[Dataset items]
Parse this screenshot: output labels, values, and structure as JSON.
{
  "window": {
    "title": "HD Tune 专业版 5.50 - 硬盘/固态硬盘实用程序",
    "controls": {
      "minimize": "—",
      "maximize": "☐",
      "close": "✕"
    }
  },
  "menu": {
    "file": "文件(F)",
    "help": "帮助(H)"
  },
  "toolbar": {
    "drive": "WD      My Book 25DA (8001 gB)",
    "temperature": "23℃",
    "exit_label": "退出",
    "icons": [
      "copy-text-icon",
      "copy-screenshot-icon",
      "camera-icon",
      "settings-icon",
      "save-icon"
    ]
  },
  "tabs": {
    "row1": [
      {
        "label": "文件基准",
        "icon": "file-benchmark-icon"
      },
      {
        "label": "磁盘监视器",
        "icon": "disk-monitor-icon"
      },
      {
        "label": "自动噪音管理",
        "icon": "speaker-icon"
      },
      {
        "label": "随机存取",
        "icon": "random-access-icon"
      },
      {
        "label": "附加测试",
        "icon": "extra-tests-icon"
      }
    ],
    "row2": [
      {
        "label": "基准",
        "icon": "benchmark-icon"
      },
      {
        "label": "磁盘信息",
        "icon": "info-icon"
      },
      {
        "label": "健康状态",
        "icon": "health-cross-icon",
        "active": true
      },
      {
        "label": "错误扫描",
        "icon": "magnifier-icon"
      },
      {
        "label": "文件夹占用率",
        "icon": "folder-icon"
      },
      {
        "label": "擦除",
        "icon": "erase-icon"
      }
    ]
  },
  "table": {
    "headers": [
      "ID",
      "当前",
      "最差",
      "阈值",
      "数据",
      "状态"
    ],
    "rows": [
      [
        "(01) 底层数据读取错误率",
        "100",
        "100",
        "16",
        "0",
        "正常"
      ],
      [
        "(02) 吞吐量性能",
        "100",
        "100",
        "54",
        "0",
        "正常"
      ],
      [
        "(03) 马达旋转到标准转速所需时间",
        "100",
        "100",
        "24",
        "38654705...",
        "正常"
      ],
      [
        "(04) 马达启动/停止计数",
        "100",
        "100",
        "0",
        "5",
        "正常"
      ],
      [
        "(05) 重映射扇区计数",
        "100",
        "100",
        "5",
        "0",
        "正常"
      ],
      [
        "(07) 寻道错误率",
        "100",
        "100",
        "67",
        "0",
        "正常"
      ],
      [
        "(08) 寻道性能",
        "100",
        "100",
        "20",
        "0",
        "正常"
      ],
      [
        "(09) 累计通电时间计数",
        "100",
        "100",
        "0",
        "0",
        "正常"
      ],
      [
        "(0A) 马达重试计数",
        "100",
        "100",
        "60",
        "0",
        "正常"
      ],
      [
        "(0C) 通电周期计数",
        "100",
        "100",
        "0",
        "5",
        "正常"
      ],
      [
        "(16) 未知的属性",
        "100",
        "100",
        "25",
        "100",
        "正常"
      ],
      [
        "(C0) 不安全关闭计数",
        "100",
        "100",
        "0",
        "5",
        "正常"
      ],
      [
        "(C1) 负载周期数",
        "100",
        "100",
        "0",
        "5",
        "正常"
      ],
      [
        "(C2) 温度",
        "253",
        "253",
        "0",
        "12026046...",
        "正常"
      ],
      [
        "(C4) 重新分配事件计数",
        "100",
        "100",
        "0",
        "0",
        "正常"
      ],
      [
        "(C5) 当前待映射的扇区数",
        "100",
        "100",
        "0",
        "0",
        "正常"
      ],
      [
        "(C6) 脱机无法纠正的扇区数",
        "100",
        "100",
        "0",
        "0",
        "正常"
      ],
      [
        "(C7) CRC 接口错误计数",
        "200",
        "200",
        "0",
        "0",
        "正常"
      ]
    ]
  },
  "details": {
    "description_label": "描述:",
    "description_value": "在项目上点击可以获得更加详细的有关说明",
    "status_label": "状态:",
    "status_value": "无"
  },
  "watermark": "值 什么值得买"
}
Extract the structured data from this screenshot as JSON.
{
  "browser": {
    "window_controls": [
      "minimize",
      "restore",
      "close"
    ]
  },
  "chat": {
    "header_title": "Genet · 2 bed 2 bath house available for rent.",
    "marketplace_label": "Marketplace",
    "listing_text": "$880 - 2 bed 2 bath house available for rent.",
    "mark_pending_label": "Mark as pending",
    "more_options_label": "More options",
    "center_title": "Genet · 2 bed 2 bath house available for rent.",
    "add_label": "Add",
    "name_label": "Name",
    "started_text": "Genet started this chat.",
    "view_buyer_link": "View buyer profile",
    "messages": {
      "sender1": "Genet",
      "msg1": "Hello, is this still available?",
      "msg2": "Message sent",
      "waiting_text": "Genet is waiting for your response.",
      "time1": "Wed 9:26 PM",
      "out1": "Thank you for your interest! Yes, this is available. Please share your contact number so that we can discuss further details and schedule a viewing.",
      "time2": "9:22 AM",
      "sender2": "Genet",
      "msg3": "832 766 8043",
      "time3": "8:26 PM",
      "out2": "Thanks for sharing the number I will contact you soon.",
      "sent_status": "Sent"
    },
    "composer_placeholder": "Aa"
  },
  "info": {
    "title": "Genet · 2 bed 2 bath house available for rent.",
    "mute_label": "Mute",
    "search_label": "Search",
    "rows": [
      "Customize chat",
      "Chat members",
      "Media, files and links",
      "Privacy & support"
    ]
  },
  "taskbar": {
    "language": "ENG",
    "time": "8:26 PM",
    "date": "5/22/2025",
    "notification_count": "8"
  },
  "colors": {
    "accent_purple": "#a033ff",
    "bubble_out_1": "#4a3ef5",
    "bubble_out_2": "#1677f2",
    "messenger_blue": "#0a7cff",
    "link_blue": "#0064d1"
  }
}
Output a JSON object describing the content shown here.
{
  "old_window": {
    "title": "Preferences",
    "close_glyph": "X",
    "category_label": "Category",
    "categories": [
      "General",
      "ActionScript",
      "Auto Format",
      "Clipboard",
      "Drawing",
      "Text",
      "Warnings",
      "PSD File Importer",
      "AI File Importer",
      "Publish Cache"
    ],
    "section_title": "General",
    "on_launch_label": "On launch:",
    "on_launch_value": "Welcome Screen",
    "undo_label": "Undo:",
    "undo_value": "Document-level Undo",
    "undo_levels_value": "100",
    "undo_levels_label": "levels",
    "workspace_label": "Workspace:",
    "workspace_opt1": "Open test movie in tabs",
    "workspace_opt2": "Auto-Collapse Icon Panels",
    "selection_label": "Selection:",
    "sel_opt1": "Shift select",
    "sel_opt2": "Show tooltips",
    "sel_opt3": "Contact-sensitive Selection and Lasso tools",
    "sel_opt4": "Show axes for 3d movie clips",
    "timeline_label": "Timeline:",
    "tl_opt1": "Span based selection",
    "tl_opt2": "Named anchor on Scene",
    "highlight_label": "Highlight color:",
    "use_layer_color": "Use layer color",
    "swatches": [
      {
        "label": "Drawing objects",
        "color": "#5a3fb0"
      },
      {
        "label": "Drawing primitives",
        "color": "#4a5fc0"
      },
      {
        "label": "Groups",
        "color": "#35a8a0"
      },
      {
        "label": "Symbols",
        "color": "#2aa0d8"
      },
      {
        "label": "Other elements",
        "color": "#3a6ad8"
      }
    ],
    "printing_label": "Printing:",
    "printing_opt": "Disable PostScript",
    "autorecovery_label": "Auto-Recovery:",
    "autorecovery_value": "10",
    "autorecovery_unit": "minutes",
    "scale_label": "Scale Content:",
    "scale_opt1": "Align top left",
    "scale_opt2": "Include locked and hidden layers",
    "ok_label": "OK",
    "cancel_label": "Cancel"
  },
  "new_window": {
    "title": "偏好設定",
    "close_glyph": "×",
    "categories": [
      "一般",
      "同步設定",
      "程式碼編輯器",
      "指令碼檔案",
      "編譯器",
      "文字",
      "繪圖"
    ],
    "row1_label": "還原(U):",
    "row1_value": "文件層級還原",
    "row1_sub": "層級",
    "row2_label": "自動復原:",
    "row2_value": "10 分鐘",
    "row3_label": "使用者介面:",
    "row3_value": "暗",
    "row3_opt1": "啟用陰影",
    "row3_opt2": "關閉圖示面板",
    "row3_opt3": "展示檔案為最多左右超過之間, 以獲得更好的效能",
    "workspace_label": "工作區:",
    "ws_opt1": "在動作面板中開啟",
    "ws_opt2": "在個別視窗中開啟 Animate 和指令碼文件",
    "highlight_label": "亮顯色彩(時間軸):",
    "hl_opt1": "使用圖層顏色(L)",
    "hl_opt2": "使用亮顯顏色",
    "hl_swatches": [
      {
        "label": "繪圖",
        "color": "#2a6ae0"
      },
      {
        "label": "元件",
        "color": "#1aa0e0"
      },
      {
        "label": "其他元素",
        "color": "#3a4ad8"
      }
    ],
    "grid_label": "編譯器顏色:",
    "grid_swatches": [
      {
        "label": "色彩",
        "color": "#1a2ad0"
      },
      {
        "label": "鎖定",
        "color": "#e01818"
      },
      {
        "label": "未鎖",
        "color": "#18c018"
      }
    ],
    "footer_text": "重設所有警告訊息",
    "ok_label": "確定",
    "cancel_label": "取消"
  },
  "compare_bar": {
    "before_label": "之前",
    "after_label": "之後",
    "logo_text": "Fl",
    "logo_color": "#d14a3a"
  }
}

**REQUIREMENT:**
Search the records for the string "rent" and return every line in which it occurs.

**RESPONSE FOR THIS EXERCISE:**
    "header_title": "Genet · 2 bed 2 bath house available for rent.",
    "listing_text": "$880 - 2 bed 2 bath house available for rent.",
    "center_title": "Genet · 2 bed 2 bath house available for rent.",
    "title": "Genet · 2 bed 2 bath house available for rent.",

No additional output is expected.